Small plane safety relies on thorough pre-flight planning and effective decision-making. Pilots prioritize factors like fuel reserves, route selection, and personal well-being to ensure a safe journey.
Training in emergency procedures and situational awareness helps them navigate potential emergencies and maintain open communication with Air Traffic Control (ATC) for timely guidance. By combining comprehensive planning with sound decision-making, small plane pilots create a safer environment for themselves and their passengers.
|Factors to Consider|
|– Fuel reserves|
|– Route selection|
|– Alternative airports along the route|
|– Expected flight duration|
|– Personal well-being|
When it comes to the safety of small planes, there are various factors that need to be considered. While they may offer a more intimate flying experience and have lower accident rates per flight hour than large commercial aircraft, the overall safety record cannot be ignored. Small planes often lack advanced safety features and can be more susceptible to weather conditions. Before booking a flight, it’s important to evaluate the airline’s safety measures and protocols, regardless of its size. If you’re wondering about specific amenities like chargers on Spirit Airlines, ensure you check their website or contact customer service for accurate information.
Accident Statistics: Understanding the Numbers
To gain valuable insights into aircraft safety records, analyzing accident statistics is crucial. The Federal Aviation Administration (FAA) collects data on accidents involving general aviation aircraft, including small planes.
This information allows researchers to identify trends and common causes of accidents, leading to targeted safety improvements.
Comparing small plane accidents to those involving commercial airlines requires considering factors like flight hours and passenger miles traveled. It is important to understand that small planes operate in different environments than commercial airlines.
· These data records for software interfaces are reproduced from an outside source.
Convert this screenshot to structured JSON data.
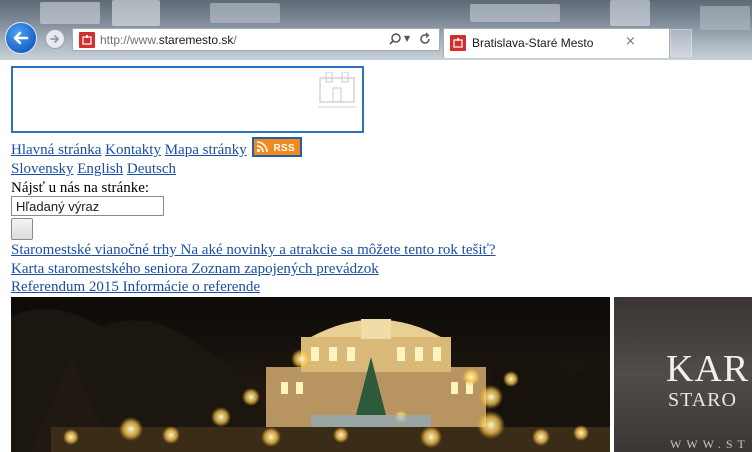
{
  "browser": {
    "address": {
      "prefix": "http://www.",
      "domain": "staremesto.sk",
      "suffix": "/"
    },
    "tab_title": "Bratislava-Staré Mesto",
    "tab_close": "×",
    "icons": [
      "back-arrow-icon",
      "forward-arrow-icon",
      "site-favicon-icon",
      "search-icon",
      "chevron-down-icon",
      "refresh-icon",
      "close-icon"
    ]
  },
  "site": {
    "nav": [
      "Hlavná stránka",
      "Kontakty",
      "Mapa stránky"
    ],
    "rss_label": "RSS",
    "languages": [
      "Slovensky",
      "English",
      "Deutsch"
    ],
    "search_label": "Nájsť u nás na stránke:",
    "search_value": "Hľadaný výraz",
    "news": [
      "Staromestské vianočné trhy Na aké novinky a atrakcie sa môžete tento rok tešiť?",
      "Karta staromestského seniora Zoznam zapojených prevádzok",
      "Referendum 2015 Informácie o referende"
    ],
    "side_banner": {
      "title": "KAR",
      "subtitle": "STARO",
      "url": "WWW.ST"
    }
  },
  "colors": {
    "link": "#1a4fa3",
    "accent_border": "#2a72c0",
    "rss_orange": "#f08a1c",
    "favicon_red": "#d42f2f"
  }
}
While accidents involving small planes do occur, it is essential to examine the context surrounding these incidents. Contributing factors such as pilot error, adverse weather conditions, or mechanical failures can be mitigated through proper training, maintenance practices, and decision-making protocols.
Understanding accident statistics and their underlying causes helps enhance overall aviation safety. Through continuous evaluation and implementation of targeted safety measures based on comprehensive analysis, we can work towards minimizing risks associated with all types of aircraft operations.
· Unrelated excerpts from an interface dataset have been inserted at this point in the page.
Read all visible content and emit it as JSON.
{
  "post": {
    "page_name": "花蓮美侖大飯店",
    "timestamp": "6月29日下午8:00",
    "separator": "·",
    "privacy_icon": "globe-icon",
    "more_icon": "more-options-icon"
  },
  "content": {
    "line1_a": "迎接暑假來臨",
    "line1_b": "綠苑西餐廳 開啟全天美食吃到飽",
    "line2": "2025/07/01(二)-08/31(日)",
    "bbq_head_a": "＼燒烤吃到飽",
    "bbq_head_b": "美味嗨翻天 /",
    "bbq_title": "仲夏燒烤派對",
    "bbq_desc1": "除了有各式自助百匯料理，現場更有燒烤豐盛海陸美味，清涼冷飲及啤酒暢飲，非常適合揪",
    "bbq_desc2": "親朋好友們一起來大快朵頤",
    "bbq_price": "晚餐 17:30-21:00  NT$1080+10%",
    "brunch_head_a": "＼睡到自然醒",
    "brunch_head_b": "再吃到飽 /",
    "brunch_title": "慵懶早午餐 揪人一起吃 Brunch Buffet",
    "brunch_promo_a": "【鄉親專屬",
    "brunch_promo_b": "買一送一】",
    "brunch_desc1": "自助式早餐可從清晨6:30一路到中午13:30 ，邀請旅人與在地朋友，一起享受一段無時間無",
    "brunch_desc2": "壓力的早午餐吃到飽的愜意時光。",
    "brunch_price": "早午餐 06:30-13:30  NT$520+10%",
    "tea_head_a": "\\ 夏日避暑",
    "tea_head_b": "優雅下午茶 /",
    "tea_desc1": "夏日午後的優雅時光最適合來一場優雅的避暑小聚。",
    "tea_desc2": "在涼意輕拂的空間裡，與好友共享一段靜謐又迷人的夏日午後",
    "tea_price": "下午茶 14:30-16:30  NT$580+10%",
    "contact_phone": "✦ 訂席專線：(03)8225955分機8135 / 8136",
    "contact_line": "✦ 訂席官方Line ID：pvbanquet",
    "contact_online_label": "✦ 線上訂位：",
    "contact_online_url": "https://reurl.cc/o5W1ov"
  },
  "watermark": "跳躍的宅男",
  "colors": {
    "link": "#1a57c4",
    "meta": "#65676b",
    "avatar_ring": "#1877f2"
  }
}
Tips for Ensuring Safety in Small Plane Operations
Small plane operations require a focus on safety to ensure a secure flight experience. Whether you’re a passenger or aspiring pilot, here are some key tips:
Choose reputable operators and experienced pilots: Opt for companies with a history of safe operations and skilled pilots.
Communicate concerns with the pilot before flying: Feel comfortable discussing any worries or questions with the pilot to address them for your peace of mind.
Seek comprehensive flight instruction from reputable schools: Enroll in training programs that provide thorough knowledge and practical skills.
Maintain continuous learning habits: Stay updated with aviation regulations, technology advancements, and best practices through ongoing education.
Embrace a safety-oriented mindset throughout your career: Prioritize risk assessment, follow pre-flight checklists, make informed decisions, and constantly improve your skills as a responsible aviator.
By following these tips, both passengers and aspiring pilots can contribute to a safer small plane operation environment, ensuring enjoyable flights while prioritizing safety.
While small planes may seem riskier due to their size, the truth about their safety is more nuanced. Smaller planes have a higher accident rate per hour of flight, but they also tend to fly shorter distances and in less congested airspace. Moreover, advancements in technology and pilot training have significantly improved the safety of these aircraft. So before jumping to conclusions, it’s important to consider all factors when assessing whether smaller planes are truly more dangerous.